    The answer will be found in Section 2 (2) of the Act of 1939. Briefly, the answer is that the compensation goes to the occupier.

    Attention should at once be called to the fact that we have on the other side of the House an expert in these matters, who, despite his great knowledge, has not the haziest idea to whom this money is to be paid. That matter is worth commenting on. We have before us a longish Clause, and I do suggest that at some stage words should be put into it to determine who is to draw this money. It should not be left as a matter to be decided by referring back to an Act of 1939. The Financial Secretary has just told us that the money will go to the occupier. I assumed that that was the case, but I did not like to raise that point myself. I thought it would be absolutely obvious. When a real expert in these matters has the great courtesy to help us and to explain the difficulties, I feel sure that we all owe him our gratitude. He has tried to clear the matter up where there is an obvious blemish in the Measure.
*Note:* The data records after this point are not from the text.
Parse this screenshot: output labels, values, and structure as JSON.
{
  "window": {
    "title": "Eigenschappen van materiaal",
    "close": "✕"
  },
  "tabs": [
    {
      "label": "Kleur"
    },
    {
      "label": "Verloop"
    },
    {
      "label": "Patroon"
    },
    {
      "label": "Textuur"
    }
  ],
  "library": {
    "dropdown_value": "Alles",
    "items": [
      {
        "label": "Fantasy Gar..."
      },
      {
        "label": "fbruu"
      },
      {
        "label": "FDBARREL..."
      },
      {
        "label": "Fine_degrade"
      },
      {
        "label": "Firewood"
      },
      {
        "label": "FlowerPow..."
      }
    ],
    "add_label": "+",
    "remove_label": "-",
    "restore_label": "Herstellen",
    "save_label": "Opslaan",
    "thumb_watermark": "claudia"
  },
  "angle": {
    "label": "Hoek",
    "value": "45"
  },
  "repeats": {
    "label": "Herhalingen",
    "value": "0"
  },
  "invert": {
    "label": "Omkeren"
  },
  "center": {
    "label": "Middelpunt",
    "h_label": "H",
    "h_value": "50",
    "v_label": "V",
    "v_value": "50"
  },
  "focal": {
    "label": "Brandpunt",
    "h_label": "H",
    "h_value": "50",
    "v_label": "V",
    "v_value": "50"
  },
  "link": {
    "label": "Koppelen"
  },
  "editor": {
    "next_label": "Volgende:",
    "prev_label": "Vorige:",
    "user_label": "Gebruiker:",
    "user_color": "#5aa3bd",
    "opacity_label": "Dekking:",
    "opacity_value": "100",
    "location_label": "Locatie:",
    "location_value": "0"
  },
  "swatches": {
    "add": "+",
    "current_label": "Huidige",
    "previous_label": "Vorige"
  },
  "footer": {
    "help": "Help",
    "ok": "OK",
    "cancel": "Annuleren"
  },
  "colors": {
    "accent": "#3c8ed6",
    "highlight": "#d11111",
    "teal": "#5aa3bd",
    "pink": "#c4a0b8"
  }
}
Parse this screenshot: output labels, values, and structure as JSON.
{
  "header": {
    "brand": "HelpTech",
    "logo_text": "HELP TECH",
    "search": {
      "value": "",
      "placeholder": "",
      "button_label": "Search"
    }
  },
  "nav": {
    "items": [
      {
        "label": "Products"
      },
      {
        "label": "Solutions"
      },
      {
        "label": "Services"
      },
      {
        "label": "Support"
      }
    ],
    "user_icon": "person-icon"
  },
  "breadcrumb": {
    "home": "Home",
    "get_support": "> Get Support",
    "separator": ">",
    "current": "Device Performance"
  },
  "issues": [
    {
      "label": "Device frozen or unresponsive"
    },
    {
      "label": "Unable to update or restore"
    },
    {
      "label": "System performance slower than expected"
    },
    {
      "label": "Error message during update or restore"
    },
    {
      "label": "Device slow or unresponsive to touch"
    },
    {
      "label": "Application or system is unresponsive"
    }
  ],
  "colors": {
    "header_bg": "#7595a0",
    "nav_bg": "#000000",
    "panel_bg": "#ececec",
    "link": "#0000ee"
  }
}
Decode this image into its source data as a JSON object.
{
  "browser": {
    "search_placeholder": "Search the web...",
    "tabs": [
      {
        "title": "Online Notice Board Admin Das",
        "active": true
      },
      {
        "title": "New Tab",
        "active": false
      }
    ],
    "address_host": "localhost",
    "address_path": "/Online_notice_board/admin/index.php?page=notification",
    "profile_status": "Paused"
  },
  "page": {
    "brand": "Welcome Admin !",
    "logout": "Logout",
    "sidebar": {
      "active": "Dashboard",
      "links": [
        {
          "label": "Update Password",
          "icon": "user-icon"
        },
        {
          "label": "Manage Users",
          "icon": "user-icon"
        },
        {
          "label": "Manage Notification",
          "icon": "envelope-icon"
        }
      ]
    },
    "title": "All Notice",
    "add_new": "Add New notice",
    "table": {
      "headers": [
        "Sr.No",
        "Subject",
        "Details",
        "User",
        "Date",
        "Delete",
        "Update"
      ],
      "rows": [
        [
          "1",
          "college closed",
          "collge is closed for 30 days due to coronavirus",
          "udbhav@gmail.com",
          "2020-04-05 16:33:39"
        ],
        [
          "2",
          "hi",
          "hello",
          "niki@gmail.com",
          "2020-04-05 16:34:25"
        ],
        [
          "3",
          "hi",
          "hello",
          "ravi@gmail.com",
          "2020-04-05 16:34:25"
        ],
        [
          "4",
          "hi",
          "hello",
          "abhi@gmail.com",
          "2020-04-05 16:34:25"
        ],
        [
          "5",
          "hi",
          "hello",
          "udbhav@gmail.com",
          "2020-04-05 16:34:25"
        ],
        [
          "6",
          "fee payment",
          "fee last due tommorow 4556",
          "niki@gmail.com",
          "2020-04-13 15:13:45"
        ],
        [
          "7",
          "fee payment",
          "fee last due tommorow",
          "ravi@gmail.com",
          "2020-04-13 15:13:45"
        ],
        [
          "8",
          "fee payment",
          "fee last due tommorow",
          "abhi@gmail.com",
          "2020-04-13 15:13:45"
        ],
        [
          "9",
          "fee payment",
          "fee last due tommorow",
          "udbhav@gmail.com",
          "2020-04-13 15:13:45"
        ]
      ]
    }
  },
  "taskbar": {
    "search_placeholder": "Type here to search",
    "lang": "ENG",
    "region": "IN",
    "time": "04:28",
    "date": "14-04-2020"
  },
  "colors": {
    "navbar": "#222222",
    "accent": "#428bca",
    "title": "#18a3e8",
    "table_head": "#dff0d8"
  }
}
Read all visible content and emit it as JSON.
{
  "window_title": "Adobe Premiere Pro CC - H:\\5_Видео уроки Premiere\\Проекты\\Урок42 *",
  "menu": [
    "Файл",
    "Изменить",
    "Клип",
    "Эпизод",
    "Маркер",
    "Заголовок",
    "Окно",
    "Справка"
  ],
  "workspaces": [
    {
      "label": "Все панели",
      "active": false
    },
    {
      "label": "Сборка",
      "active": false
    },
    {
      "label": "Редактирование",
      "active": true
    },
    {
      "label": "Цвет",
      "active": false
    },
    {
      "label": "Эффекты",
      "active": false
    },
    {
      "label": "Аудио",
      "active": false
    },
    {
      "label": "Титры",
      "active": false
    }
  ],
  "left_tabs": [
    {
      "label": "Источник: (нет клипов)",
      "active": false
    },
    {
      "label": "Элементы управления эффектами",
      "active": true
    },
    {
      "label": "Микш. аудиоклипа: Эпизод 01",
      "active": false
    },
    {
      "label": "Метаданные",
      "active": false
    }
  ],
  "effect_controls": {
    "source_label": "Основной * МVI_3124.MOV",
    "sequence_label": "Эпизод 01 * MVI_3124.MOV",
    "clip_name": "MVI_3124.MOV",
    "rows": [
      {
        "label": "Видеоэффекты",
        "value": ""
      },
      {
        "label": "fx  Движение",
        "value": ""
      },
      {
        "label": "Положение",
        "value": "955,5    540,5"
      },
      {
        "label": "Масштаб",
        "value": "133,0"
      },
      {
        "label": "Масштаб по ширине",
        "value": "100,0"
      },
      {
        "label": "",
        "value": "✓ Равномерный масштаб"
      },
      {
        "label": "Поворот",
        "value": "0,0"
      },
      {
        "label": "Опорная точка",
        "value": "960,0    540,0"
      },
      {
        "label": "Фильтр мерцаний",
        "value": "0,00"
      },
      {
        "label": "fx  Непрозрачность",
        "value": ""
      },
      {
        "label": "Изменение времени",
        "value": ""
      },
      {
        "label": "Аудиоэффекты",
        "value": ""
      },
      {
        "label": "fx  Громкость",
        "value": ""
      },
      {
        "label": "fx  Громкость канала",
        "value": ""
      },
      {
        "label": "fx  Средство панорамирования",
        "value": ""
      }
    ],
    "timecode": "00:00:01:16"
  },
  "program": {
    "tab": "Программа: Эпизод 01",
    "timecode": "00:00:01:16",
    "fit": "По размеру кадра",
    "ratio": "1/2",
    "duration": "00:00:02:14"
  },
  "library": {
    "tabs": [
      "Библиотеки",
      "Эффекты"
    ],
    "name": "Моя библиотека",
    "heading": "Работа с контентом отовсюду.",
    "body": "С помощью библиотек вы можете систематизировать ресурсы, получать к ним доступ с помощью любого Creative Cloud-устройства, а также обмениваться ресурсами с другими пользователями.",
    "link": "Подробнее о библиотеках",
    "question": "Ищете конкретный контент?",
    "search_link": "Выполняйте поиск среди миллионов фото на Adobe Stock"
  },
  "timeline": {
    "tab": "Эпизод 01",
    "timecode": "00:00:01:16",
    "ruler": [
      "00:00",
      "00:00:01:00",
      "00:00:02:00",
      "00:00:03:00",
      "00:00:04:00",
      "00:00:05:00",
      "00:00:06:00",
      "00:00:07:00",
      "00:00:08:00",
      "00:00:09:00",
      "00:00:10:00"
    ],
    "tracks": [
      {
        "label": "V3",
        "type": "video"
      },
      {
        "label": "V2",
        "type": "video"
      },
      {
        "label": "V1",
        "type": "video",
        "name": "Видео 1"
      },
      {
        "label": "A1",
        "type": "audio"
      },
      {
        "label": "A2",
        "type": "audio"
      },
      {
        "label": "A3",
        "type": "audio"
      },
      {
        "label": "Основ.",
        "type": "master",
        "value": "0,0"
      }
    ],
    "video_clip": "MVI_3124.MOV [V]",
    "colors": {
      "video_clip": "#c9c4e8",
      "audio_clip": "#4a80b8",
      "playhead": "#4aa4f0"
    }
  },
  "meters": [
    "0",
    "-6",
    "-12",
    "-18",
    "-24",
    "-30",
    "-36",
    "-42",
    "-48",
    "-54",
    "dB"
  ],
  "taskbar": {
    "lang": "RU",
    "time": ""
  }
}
Instead of putting the matter right in the Clause, we shall leave it, apparently, in such a state that it will always be necessary to say, "I refer you to the statement made on the matter by the Financial Secretary in 1948." It is very unfortunate that we should be legislating in such a manner.

    Question put; and agreed to.

    Clause, as amended, ordered to stand part of the Bill.